## The problem:
Every record below needs to be written out exactly, apart from the pictures.

------ The data ------

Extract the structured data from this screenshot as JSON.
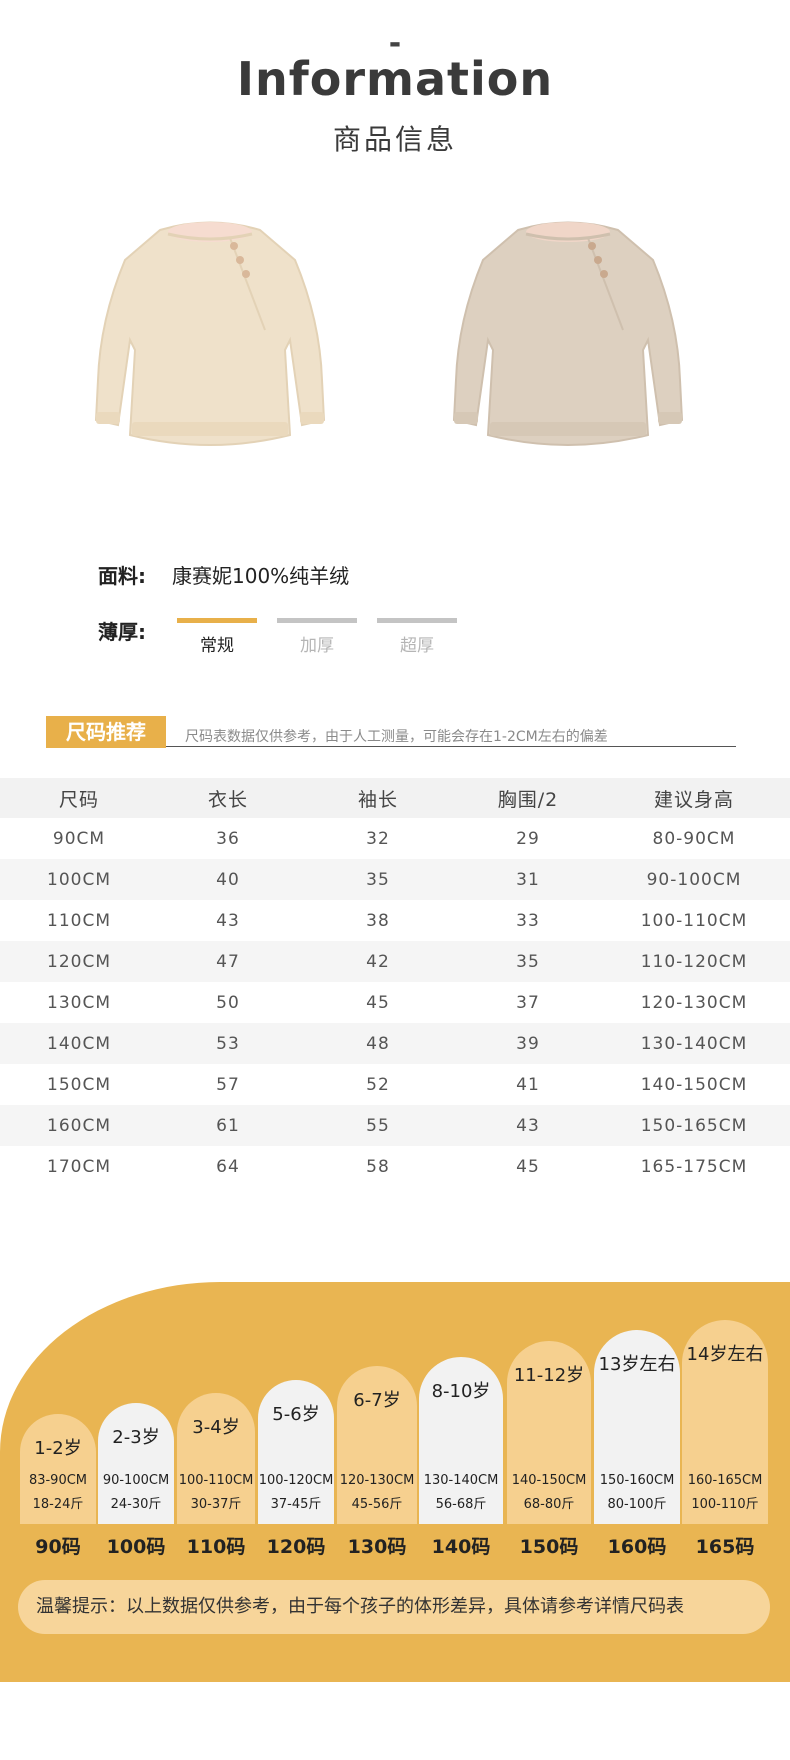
{
  "header": {
    "dash": "-",
    "title_en": "Information",
    "title_cn": "商品信息"
  },
  "product": {
    "fabric_label": "面料:",
    "fabric_value": "康赛妮100%纯羊绒",
    "thickness_label": "薄厚:",
    "thickness_options": [
      {
        "label": "常规",
        "selected": true
      },
      {
        "label": "加厚",
        "selected": false
      },
      {
        "label": "超厚",
        "selected": false
      }
    ],
    "colors": {
      "accent": "#e8b04a",
      "sweater_cream": "#efe1ca",
      "sweater_oat": "#ddd0c0"
    }
  },
  "size_rec": {
    "title": "尺码推荐",
    "note": "尺码表数据仅供参考，由于人工测量，可能会存在1-2CM左右的偏差"
  },
  "size_table": {
    "headers": [
      "尺码",
      "衣长",
      "袖长",
      "胸围/2",
      "建议身高"
    ],
    "rows": [
      [
        "90CM",
        "36",
        "32",
        "29",
        "80-90CM"
      ],
      [
        "100CM",
        "40",
        "35",
        "31",
        "90-100CM"
      ],
      [
        "110CM",
        "43",
        "38",
        "33",
        "100-110CM"
      ],
      [
        "120CM",
        "47",
        "42",
        "35",
        "110-120CM"
      ],
      [
        "130CM",
        "50",
        "45",
        "37",
        "120-130CM"
      ],
      [
        "140CM",
        "53",
        "48",
        "39",
        "130-140CM"
      ],
      [
        "150CM",
        "57",
        "52",
        "41",
        "140-150CM"
      ],
      [
        "160CM",
        "61",
        "55",
        "43",
        "150-165CM"
      ],
      [
        "170CM",
        "64",
        "58",
        "45",
        "165-175CM"
      ]
    ]
  },
  "size_chart": {
    "columns": [
      {
        "age": "1-2岁",
        "height": "83-90CM",
        "weight": "18-24斤",
        "size": "90码",
        "style": "orange"
      },
      {
        "age": "2-3岁",
        "height": "90-100CM",
        "weight": "24-30斤",
        "size": "100码",
        "style": "white"
      },
      {
        "age": "3-4岁",
        "height": "100-110CM",
        "weight": "30-37斤",
        "size": "110码",
        "style": "orange"
      },
      {
        "age": "5-6岁",
        "height": "100-120CM",
        "weight": "37-45斤",
        "size": "120码",
        "style": "white"
      },
      {
        "age": "6-7岁",
        "height": "120-130CM",
        "weight": "45-56斤",
        "size": "130码",
        "style": "orange"
      },
      {
        "age": "8-10岁",
        "height": "130-140CM",
        "weight": "56-68斤",
        "size": "140码",
        "style": "white"
      },
      {
        "age": "11-12岁",
        "height": "140-150CM",
        "weight": "68-80斤",
        "size": "150码",
        "style": "orange"
      },
      {
        "age": "13岁左右",
        "height": "150-160CM",
        "weight": "80-100斤",
        "size": "160码",
        "style": "white"
      },
      {
        "age": "14岁左右",
        "height": "160-165CM",
        "weight": "100-110斤",
        "size": "165码",
        "style": "orange"
      }
    ],
    "colors": {
      "orange": "#f6d08f",
      "white": "#f2f2f2"
    },
    "tip": "温馨提示：以上数据仅供参考，由于每个孩子的体形差异，具体请参考详情尺码表"
  }
}
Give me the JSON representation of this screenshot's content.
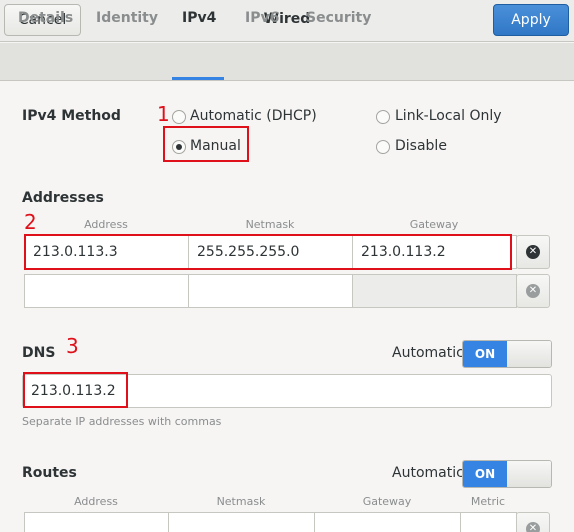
{
  "header": {
    "cancel_label": "Cancel",
    "title": "Wired",
    "apply_label": "Apply"
  },
  "tabs": [
    "Details",
    "Identity",
    "IPv4",
    "IPv6",
    "Security"
  ],
  "ipv4_method": {
    "label": "IPv4 Method",
    "options": {
      "automatic_dhcp": "Automatic (DHCP)",
      "link_local_only": "Link-Local Only",
      "manual": "Manual",
      "disable": "Disable"
    },
    "selected": "manual"
  },
  "addresses": {
    "label": "Addresses",
    "columns": [
      "Address",
      "Netmask",
      "Gateway"
    ],
    "rows": [
      {
        "address": "213.0.113.3",
        "netmask": "255.255.255.0",
        "gateway": "213.0.113.2"
      },
      {
        "address": "",
        "netmask": "",
        "gateway": ""
      }
    ]
  },
  "dns": {
    "label": "DNS",
    "automatic_label": "Automatic",
    "switch_label": "ON",
    "value": "213.0.113.2",
    "hint": "Separate IP addresses with commas"
  },
  "routes": {
    "label": "Routes",
    "automatic_label": "Automatic",
    "switch_label": "ON",
    "columns": [
      "Address",
      "Netmask",
      "Gateway",
      "Metric"
    ]
  },
  "annotations": [
    "1",
    "2",
    "3"
  ],
  "colors": {
    "accent": "#3584e4",
    "annotation_red": "#e0101a"
  }
}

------

## Exercise solution:
Extract the structured data from this screenshot as JSON.
{
  "header": {
    "dash": "-",
    "title_en": "Information",
    "title_cn": "商品信息"
  },
  "product": {
    "fabric_label": "面料:",
    "fabric_value": "康赛妮100%纯羊绒",
    "thickness_label": "薄厚:",
    "thickness_options": [
      {
        "label": "常规",
        "selected": true
      },
      {
        "label": "加厚",
        "selected": false
      },
      {
        "label": "超厚",
        "selected": false
      }
    ],
    "colors": {
      "accent": "#e8b04a",
      "sweater_cream": "#efe1ca",
      "sweater_oat": "#ddd0c0"
    }
  },
  "size_rec": {
    "title": "尺码推荐",
    "note": "尺码表数据仅供参考，由于人工测量，可能会存在1-2CM左右的偏差"
  },
  "size_table": {
    "headers": [
      "尺码",
      "衣长",
      "袖长",
      "胸围/2",
      "建议身高"
    ],
    "rows": [
      [
        "90CM",
        "36",
        "32",
        "29",
        "80-90CM"
      ],
      [
        "100CM",
        "40",
        "35",
        "31",
        "90-100CM"
      ],
      [
        "110CM",
        "43",
        "38",
        "33",
        "100-110CM"
      ],
      [
        "120CM",
        "47",
        "42",
        "35",
        "110-120CM"
      ],
      [
        "130CM",
        "50",
        "45",
        "37",
        "120-130CM"
      ],
      [
        "140CM",
        "53",
        "48",
        "39",
        "130-140CM"
      ],
      [
        "150CM",
        "57",
        "52",
        "41",
        "140-150CM"
      ],
      [
        "160CM",
        "61",
        "55",
        "43",
        "150-165CM"
      ],
      [
        "170CM",
        "64",
        "58",
        "45",
        "165-175CM"
      ]
    ]
  },
  "size_chart": {
    "columns": [
      {
        "age": "1-2岁",
        "height": "83-90CM",
        "weight": "18-24斤",
        "size": "90码",
        "style": "orange"
      },
      {
        "age": "2-3岁",
        "height": "90-100CM",
        "weight": "24-30斤",
        "size": "100码",
        "style": "white"
      },
      {
        "age": "3-4岁",
        "height": "100-110CM",
        "weight": "30-37斤",
        "size": "110码",
        "style": "orange"
      },
      {
        "age": "5-6岁",
        "height": "100-120CM",
        "weight": "37-45斤",
        "size": "120码",
        "style": "white"
      },
      {
        "age": "6-7岁",
        "height": "120-130CM",
        "weight": "45-56斤",
        "size": "130码",
        "style": "orange"
      },
      {
        "age": "8-10岁",
        "height": "130-140CM",
        "weight": "56-68斤",
        "size": "140码",
        "style": "white"
      },
      {
        "age": "11-12岁",
        "height": "140-150CM",
        "weight": "68-80斤",
        "size": "150码",
        "style": "orange"
      },
      {
        "age": "13岁左右",
        "height": "150-160CM",
        "weight": "80-100斤",
        "size": "160码",
        "style": "white"
      },
      {
        "age": "14岁左右",
        "height": "160-165CM",
        "weight": "100-110斤",
        "size": "165码",
        "style": "orange"
      }
    ],
    "colors": {
      "orange": "#f6d08f",
      "white": "#f2f2f2"
    },
    "tip": "温馨提示：以上数据仅供参考，由于每个孩子的体形差异，具体请参考详情尺码表"
  }
}
Give me the JSON representation of this screenshot's content.
{
  "header": {
    "cancel_label": "Cancel",
    "title": "Wired",
    "apply_label": "Apply"
  },
  "tabs": [
    "Details",
    "Identity",
    "IPv4",
    "IPv6",
    "Security"
  ],
  "ipv4_method": {
    "label": "IPv4 Method",
    "options": {
      "automatic_dhcp": "Automatic (DHCP)",
      "link_local_only": "Link-Local Only",
      "manual": "Manual",
      "disable": "Disable"
    },
    "selected": "manual"
  },
  "addresses": {
    "label": "Addresses",
    "columns": [
      "Address",
      "Netmask",
      "Gateway"
    ],
    "rows": [
      {
        "address": "213.0.113.3",
        "netmask": "255.255.255.0",
        "gateway": "213.0.113.2"
      },
      {
        "address": "",
        "netmask": "",
        "gateway": ""
      }
    ]
  },
  "dns": {
    "label": "DNS",
    "automatic_label": "Automatic",
    "switch_label": "ON",
    "value": "213.0.113.2",
    "hint": "Separate IP addresses with commas"
  },
  "routes": {
    "label": "Routes",
    "automatic_label": "Automatic",
    "switch_label": "ON",
    "columns": [
      "Address",
      "Netmask",
      "Gateway",
      "Metric"
    ]
  },
  "annotations": [
    "1",
    "2",
    "3"
  ],
  "colors": {
    "accent": "#3584e4",
    "annotation_red": "#e0101a"
  }
}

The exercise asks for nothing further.